The counselors wrote down the contact information on small postcards that they turned in at the end of the night. The Palau Association then distributed the cards to local churches tailored to the responses that the new believer provided.
If the neophyte Christian came with a friend, the referral would probably be to the friend’s church. Students were referred to campus ministries, and business men and women were steered toward a network of corporate leaders who helped with the movement leading up to the big event.
An impressive number of cards was turned into the counselors. Andrew Palau said that over 3,700 cards were being followed up.
A poster child for the personal connection through a mass event
The younger Palau recalled how a combination of parental love and mass evangelism led him back to a faithful Christian life. He told the searchers in the audience that he was in their position at one time.
Although he grew up with a father and mother, Pat, who were loving and patient to tell him about Christ, Andrew wanted something different. He crashed his parents’ car and stoked up the wildness his lifestyle, not bothering to hide his drug pipe all that much from his parents. At University of Oregon he thought it was just natural to be party-hardy with a rum-soaked life-style. He had the flippant brand of attitude that his frat buddies took toward life. Yet, he was missing joy and felt anxious about where his life was going. He became sleepless with a ravenous anxiety and developed a dependence on drugs.
The young Palau paused to note that it was his parents’ consistent, patient love that brought his eyes back to faith. He was like the original prodigal son who partied and lost everything and then looked with envy at the joy and peace that his old family still had.
The parents had one-on-one conversations with him, wrote him letters, and would “sic people on me,” Andrew says laughingly, to get him to listen to their advice about God. Most importantly, Andrew saw that his actions never disturbed their peaceful assurance that God was in control.
Looking across the expanse of people gathered at the Great Lawn threw him back to the day twenty-one years ago when he stood at a similar festival in Kingston, Jamaica. That day, he decided that all his father’s talk about God, repentance, and heaven was for him too.
I am the “poster child of personal connection,” Andrew explained. Those thousand efforts by his parents led up to his moment of decision.
Andrew turned toward Jesus, quit feeding his addictions and found a calmer way of living. He shared at CityFest that his story could be the story of anyone in the audience.
For those who already believed, the young Palau urged that they should not repress their own life-story but share it with others in a natural way. A mention that one prays or applies the Bible to decision-making and life-style choices should come out just as easily and naturally as quoting a blockbuster movie or pop song. And always, Andrew said, be someone who is available to help a friend in need.
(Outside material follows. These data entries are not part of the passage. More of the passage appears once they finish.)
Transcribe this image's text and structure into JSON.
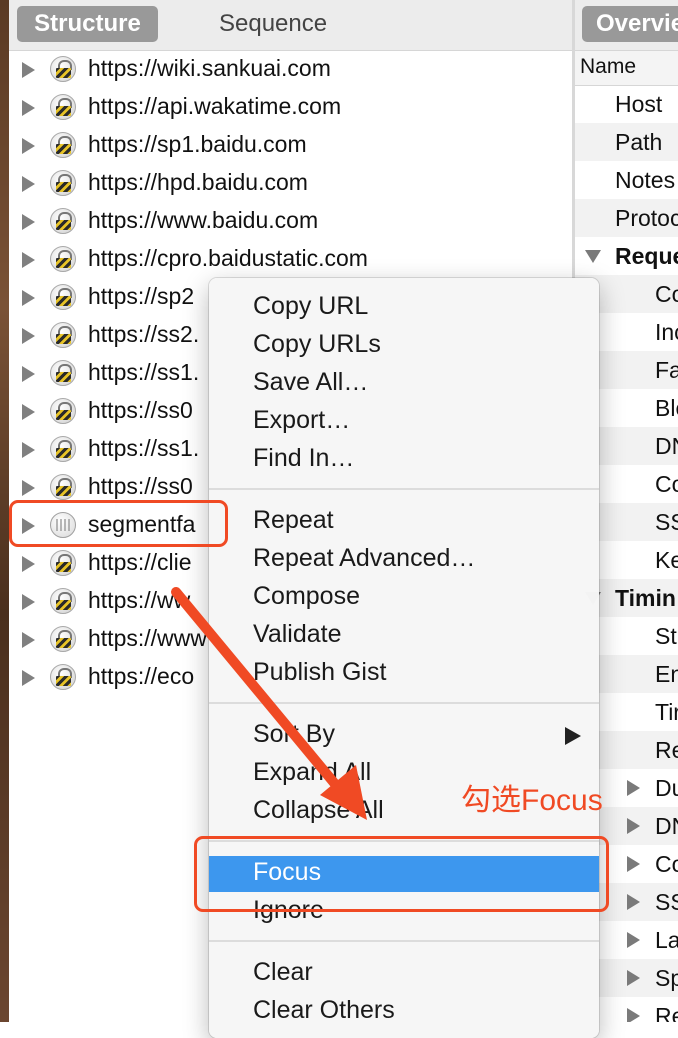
{
  "tabs": {
    "structure": "Structure",
    "sequence": "Sequence",
    "overview": "Overview"
  },
  "hosts": [
    {
      "label": "https://wiki.sankuai.com",
      "icon": "lock-icon"
    },
    {
      "label": "https://api.wakatime.com",
      "icon": "lock-icon"
    },
    {
      "label": "https://sp1.baidu.com",
      "icon": "lock-icon"
    },
    {
      "label": "https://hpd.baidu.com",
      "icon": "lock-icon"
    },
    {
      "label": "https://www.baidu.com",
      "icon": "lock-icon"
    },
    {
      "label": "https://cpro.baidustatic.com",
      "icon": "lock-icon"
    },
    {
      "label": "https://sp2",
      "icon": "lock-icon"
    },
    {
      "label": "https://ss2.",
      "icon": "lock-icon"
    },
    {
      "label": "https://ss1.",
      "icon": "lock-icon"
    },
    {
      "label": "https://ss0",
      "icon": "lock-icon"
    },
    {
      "label": "https://ss1.",
      "icon": "lock-icon"
    },
    {
      "label": "https://ss0",
      "icon": "lock-icon"
    },
    {
      "label": "segmentfa",
      "icon": "globe-icon"
    },
    {
      "label": "https://clie",
      "icon": "lock-icon"
    },
    {
      "label": "https://ww",
      "icon": "lock-icon"
    },
    {
      "label": "https://www",
      "icon": "lock-icon"
    },
    {
      "label": "https://eco",
      "icon": "lock-icon"
    }
  ],
  "overview": {
    "column_header": "Name",
    "rows": [
      {
        "label": "Host"
      },
      {
        "label": "Path"
      },
      {
        "label": "Notes"
      },
      {
        "label": "Protoc"
      },
      {
        "label": "Reque"
      },
      {
        "label": "Co"
      },
      {
        "label": "Inc"
      },
      {
        "label": "Fa"
      },
      {
        "label": "Blo"
      },
      {
        "label": "DN"
      },
      {
        "label": "Co"
      },
      {
        "label": "SS"
      },
      {
        "label": "Ke"
      },
      {
        "label": "Timin"
      },
      {
        "label": "St"
      },
      {
        "label": "En"
      },
      {
        "label": "Tir"
      },
      {
        "label": "Re"
      },
      {
        "label": "Du"
      },
      {
        "label": "DN"
      },
      {
        "label": "Co"
      },
      {
        "label": "SS"
      },
      {
        "label": "La"
      },
      {
        "label": "Sp"
      },
      {
        "label": "Re"
      }
    ]
  },
  "context_menu": {
    "copy_url": "Copy URL",
    "copy_urls": "Copy URLs",
    "save_all": "Save All…",
    "export": "Export…",
    "find_in": "Find In…",
    "repeat": "Repeat",
    "repeat_advanced": "Repeat Advanced…",
    "compose": "Compose",
    "validate": "Validate",
    "publish_gist": "Publish Gist",
    "sort_by": "Sort By",
    "expand_all": "Expand All",
    "collapse_all": "Collapse All",
    "focus": "Focus",
    "ignore": "Ignore",
    "clear": "Clear",
    "clear_others": "Clear Others"
  },
  "annotation": {
    "text": "勾选Focus",
    "color": "#f04a24"
  },
  "colors": {
    "highlight": "#3d97ee",
    "tab_active": "#999999"
  }
}
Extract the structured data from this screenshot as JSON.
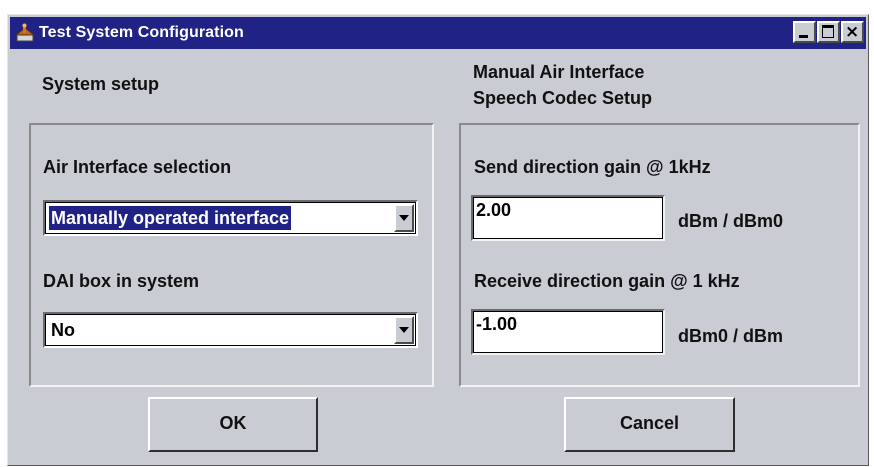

Andrew talked about how getting himself right led to other social relationships and changed his social world. At the Kingston, Jamaica festival Andrew met his future wife Wendy. Because Wanda’s sister Amanda was married to Christian rapper TobyMac, the young Palau also found someone that he could lean upon to help him to deal with old relationships from his former lifestyle. When the man with the drugs came, Palau had the back-up to say, No.
Then, TobyMac closed out the night with shrieking guitar, screaming horns, and powerful vocals backed by a smoke machine and flashing lights. When TobyMac held his microphone out to the crowd, they enthusiastically sang his lyrics in unison.
“I was made to love you, made just for you, made to adore you,” tens of thousands of voices sang in a unified personal reflection.